    1. Vampires Tales of vampires which have been the inspiration for horror movies the world over originate from a small flying mammal that weighs less than two ounces. Of the three species of vampire bat the one that has contributed to the misunderstanding and fear of bats more than any other is the infamous common vampire bat. Perhaps an unfair reputation considering that they rarely kill their prey, in fact they can feed without their incision even being noticed due to specially adapted blade like incisors. They are found in the deserts and rainforest of the tropical and subtropical regions of Central and South America, making their homes in caves, mines and tree hollows. If they are unlucky in their night-time search for sustenance for two consecutive nights they will die. Luckily for nursing mothers other bats will regurgitate blood meals to them. So how has this inconspicuous creature become the stuff of nightmares? When explorers returned to Europe from the Americas in the 16th century, news of the bloodsucking creatures augmented the ancient myths of human vampires. Myths which had come about to explain blood dribbling from the mouths of semi-decomposed corpses. These South American night feeders carry and spread the deadly rabies virus and are considered an agricultural pest due to their paralytic affect on cattle herds. While bats may prefer bovine blood they have been known to attack humans. So beware the reality of the vampire myth! 2. Dragons With a reputation reaching back over 1,000 years, the stories that surround this outsized reptile are recalled by cultures all over the world. For instance, in England, St George’s day is celebrated in honour of the man who saved his town - and a princess - by slaying a dragon. As a result of this story, dragons are now considered to be a key part of England's heritage. Portraying one in bold colours across its national flag, Wales makes it clear that dragons are a part of the country's national heritage. It is believed that the ferocious, red dragon that appears on the flag symbolises the strength and courage of the Welsh people. With such an iconic position within the heritage of two cultures, it is not surprising that the dragon is not as mythical as some may think. At three metres long (9.8ft) and weighing around 70kg (150lb), the Komodo dragon is a living, breathing representative of this family of creatures which many think are only found in fairytales. A member of the monitor group, it is the largest living species of lizard. Although populations are now only found on a few volcanic Indonesian islands, fossil evidence suggests that they evolved in Australia and dispersed westward to Indonesia. Whether we celebrate its strength or revel in man's ability to overcome its fearsome spirit, the dragon has burst forth from the story books and is still alive and well in the 21st century. >> Read the Full Article
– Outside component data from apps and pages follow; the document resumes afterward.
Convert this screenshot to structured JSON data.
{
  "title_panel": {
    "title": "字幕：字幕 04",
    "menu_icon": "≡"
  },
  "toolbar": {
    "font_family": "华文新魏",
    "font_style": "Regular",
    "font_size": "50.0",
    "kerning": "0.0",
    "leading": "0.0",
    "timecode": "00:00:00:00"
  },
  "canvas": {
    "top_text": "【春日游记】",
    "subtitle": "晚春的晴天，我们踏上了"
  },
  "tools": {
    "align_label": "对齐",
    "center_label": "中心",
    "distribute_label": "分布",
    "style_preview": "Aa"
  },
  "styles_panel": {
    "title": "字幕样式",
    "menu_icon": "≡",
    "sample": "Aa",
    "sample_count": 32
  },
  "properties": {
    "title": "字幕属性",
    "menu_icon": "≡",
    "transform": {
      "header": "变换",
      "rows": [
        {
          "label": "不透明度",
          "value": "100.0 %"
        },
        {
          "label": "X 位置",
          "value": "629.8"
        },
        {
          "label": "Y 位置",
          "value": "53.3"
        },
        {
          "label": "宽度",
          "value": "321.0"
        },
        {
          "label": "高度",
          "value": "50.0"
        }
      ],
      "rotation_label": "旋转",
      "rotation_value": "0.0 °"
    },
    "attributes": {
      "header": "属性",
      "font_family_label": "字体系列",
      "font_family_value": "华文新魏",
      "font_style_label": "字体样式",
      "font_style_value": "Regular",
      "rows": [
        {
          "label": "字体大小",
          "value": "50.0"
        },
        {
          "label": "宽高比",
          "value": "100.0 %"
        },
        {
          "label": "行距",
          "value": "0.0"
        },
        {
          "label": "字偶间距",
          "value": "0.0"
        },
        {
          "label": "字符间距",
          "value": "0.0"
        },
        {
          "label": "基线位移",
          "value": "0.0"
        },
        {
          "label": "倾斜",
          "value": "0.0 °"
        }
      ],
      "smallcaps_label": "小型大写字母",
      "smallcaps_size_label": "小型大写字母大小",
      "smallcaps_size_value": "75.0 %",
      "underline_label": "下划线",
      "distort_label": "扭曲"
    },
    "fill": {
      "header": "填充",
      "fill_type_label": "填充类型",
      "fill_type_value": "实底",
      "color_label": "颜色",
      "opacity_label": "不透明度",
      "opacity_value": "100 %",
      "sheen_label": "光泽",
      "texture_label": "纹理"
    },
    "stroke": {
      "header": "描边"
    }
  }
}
  • Seeking Protection for Coral Sea "Hotspot"

    The Coral Sea is perhaps best known and celebrated for the area that occupies much of its western edge: the Great Barrier Reef, which fringes the northeastern Australian coast. The world's largest coral reef, it was designated as a World Heritage Site in 1981 in recognition of its extensive biological diversity and richness; six years earlier, the Australian government established the Great Barrier Reef Marine Park, which regulates some activities (such as fishing) in some areas and bans them altogether in others. >> Read the Full Article
  • New Jersey DEP Will Provide Green Job Training Through EPA Brownfields Grant

    (New York, N.Y.) The U.S. Environmental Protection Agency has awarded the New Jersey Department of Environmental Protection a $300,000 workforce development and job training grant to help fund DEP's program to recruit, train and place residents of the City of Camden in green jobs assessing and cleaning up brownfields and other contaminated sites. >> Read the Full Article